### INSTRUCTIONS FOR THE TASK
In this exercise, every entry below is to be reproduced word for word.

### DATA PROVIDED
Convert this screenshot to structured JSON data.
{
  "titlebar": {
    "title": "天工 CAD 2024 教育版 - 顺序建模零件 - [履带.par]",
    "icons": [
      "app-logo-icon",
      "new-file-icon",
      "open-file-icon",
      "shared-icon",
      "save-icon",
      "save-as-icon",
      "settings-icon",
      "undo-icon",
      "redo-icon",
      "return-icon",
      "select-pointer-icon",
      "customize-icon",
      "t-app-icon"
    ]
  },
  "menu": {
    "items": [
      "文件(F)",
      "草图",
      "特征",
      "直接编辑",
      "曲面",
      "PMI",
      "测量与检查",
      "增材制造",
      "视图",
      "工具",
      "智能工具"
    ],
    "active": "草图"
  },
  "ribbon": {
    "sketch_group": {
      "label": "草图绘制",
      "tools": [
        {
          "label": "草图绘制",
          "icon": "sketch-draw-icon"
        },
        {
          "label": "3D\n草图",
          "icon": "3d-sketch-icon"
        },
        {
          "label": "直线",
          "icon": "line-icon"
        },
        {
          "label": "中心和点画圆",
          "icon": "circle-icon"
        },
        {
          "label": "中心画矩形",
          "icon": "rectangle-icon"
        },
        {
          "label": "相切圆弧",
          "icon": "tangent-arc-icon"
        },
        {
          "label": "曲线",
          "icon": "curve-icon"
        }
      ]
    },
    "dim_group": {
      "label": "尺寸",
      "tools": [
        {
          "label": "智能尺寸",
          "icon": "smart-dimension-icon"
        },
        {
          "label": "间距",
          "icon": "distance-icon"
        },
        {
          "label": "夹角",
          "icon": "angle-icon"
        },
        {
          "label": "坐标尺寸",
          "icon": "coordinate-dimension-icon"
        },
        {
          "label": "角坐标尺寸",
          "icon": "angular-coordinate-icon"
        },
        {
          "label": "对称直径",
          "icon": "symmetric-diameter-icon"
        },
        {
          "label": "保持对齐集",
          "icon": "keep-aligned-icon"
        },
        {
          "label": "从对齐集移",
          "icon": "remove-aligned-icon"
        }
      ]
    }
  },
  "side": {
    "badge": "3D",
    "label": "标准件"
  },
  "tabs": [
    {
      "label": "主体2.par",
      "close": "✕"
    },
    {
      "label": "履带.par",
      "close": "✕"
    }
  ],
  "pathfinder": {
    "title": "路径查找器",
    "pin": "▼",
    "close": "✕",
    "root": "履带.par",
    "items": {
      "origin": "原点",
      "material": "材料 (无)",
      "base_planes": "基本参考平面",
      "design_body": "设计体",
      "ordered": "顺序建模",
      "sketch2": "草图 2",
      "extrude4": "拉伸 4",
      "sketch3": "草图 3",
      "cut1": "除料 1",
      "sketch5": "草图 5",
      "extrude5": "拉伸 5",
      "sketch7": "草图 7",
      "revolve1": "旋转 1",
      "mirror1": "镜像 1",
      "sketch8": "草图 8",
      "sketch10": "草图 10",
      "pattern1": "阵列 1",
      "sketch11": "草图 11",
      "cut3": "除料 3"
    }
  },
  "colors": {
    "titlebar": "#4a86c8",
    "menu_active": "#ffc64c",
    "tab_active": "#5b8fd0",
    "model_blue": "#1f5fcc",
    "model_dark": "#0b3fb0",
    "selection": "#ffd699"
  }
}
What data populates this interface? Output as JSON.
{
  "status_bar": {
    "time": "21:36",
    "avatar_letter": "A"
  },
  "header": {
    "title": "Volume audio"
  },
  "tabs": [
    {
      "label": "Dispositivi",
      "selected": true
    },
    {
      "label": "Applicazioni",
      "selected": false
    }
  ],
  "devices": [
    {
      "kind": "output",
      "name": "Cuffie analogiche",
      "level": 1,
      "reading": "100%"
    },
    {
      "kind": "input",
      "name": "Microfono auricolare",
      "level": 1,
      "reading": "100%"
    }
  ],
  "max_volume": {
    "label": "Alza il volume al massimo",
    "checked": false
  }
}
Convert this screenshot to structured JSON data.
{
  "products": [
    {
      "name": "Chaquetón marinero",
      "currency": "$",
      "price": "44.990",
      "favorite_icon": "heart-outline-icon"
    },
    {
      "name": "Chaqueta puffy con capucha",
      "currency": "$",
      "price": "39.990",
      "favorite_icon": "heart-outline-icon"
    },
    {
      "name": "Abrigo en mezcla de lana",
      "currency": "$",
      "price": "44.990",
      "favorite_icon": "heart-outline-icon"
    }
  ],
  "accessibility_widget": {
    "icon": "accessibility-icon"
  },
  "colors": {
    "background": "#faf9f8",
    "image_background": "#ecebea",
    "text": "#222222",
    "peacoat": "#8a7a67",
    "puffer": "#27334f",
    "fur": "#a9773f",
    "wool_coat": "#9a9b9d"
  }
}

### REPLY
Convert this screenshot to structured JSON data.
{
  "titlebar": {
    "title": "天工 CAD 2024 教育版 - 顺序建模零件 - [履带.par]",
    "icons": [
      "app-logo-icon",
      "new-file-icon",
      "open-file-icon",
      "shared-icon",
      "save-icon",
      "save-as-icon",
      "settings-icon",
      "undo-icon",
      "redo-icon",
      "return-icon",
      "select-pointer-icon",
      "customize-icon",
      "t-app-icon"
    ]
  },
  "menu": {
    "items": [
      "文件(F)",
      "草图",
      "特征",
      "直接编辑",
      "曲面",
      "PMI",
      "测量与检查",
      "增材制造",
      "视图",
      "工具",
      "智能工具"
    ],
    "active": "草图"
  },
  "ribbon": {
    "sketch_group": {
      "label": "草图绘制",
      "tools": [
        {
          "label": "草图绘制",
          "icon": "sketch-draw-icon"
        },
        {
          "label": "3D\n草图",
          "icon": "3d-sketch-icon"
        },
        {
          "label": "直线",
          "icon": "line-icon"
        },
        {
          "label": "中心和点画圆",
          "icon": "circle-icon"
        },
        {
          "label": "中心画矩形",
          "icon": "rectangle-icon"
        },
        {
          "label": "相切圆弧",
          "icon": "tangent-arc-icon"
        },
        {
          "label": "曲线",
          "icon": "curve-icon"
        }
      ]
    },
    "dim_group": {
      "label": "尺寸",
      "tools": [
        {
          "label": "智能尺寸",
          "icon": "smart-dimension-icon"
        },
        {
          "label": "间距",
          "icon": "distance-icon"
        },
        {
          "label": "夹角",
          "icon": "angle-icon"
        },
        {
          "label": "坐标尺寸",
          "icon": "coordinate-dimension-icon"
        },
        {
          "label": "角坐标尺寸",
          "icon": "angular-coordinate-icon"
        },
        {
          "label": "对称直径",
          "icon": "symmetric-diameter-icon"
        },
        {
          "label": "保持对齐集",
          "icon": "keep-aligned-icon"
        },
        {
          "label": "从对齐集移",
          "icon": "remove-aligned-icon"
        }
      ]
    }
  },
  "side": {
    "badge": "3D",
    "label": "标准件"
  },
  "tabs": [
    {
      "label": "主体2.par",
      "close": "✕"
    },
    {
      "label": "履带.par",
      "close": "✕"
    }
  ],
  "pathfinder": {
    "title": "路径查找器",
    "pin": "▼",
    "close": "✕",
    "root": "履带.par",
    "items": {
      "origin": "原点",
      "material": "材料 (无)",
      "base_planes": "基本参考平面",
      "design_body": "设计体",
      "ordered": "顺序建模",
      "sketch2": "草图 2",
      "extrude4": "拉伸 4",
      "sketch3": "草图 3",
      "cut1": "除料 1",
      "sketch5": "草图 5",
      "extrude5": "拉伸 5",
      "sketch7": "草图 7",
      "revolve1": "旋转 1",
      "mirror1": "镜像 1",
      "sketch8": "草图 8",
      "sketch10": "草图 10",
      "pattern1": "阵列 1",
      "sketch11": "草图 11",
      "cut3": "除料 3"
    }
  },
  "colors": {
    "titlebar": "#4a86c8",
    "menu_active": "#ffc64c",
    "tab_active": "#5b8fd0",
    "model_blue": "#1f5fcc",
    "model_dark": "#0b3fb0",
    "selection": "#ffd699"
  }
}
What data populates this interface? Output as JSON.
{
  "status_bar": {
    "time": "21:36",
    "avatar_letter": "A"
  },
  "header": {
    "title": "Volume audio"
  },
  "tabs": [
    {
      "label": "Dispositivi",
      "selected": true
    },
    {
      "label": "Applicazioni",
      "selected": false
    }
  ],
  "devices": [
    {
      "kind": "output",
      "name": "Cuffie analogiche",
      "level": 1,
      "reading": "100%"
    },
    {
      "kind": "input",
      "name": "Microfono auricolare",
      "level": 1,
      "reading": "100%"
    }
  ],
  "max_volume": {
    "label": "Alza il volume al massimo",
    "checked": false
  }
}
Convert this screenshot to structured JSON data.
{
  "products": [
    {
      "name": "Chaquetón marinero",
      "currency": "$",
      "price": "44.990",
      "favorite_icon": "heart-outline-icon"
    },
    {
      "name": "Chaqueta puffy con capucha",
      "currency": "$",
      "price": "39.990",
      "favorite_icon": "heart-outline-icon"
    },
    {
      "name": "Abrigo en mezcla de lana",
      "currency": "$",
      "price": "44.990",
      "favorite_icon": "heart-outline-icon"
    }
  ],
  "accessibility_widget": {
    "icon": "accessibility-icon"
  },
  "colors": {
    "background": "#faf9f8",
    "image_background": "#ecebea",
    "text": "#222222",
    "peacoat": "#8a7a67",
    "puffer": "#27334f",
    "fur": "#a9773f",
    "wool_coat": "#9a9b9d"
  }
}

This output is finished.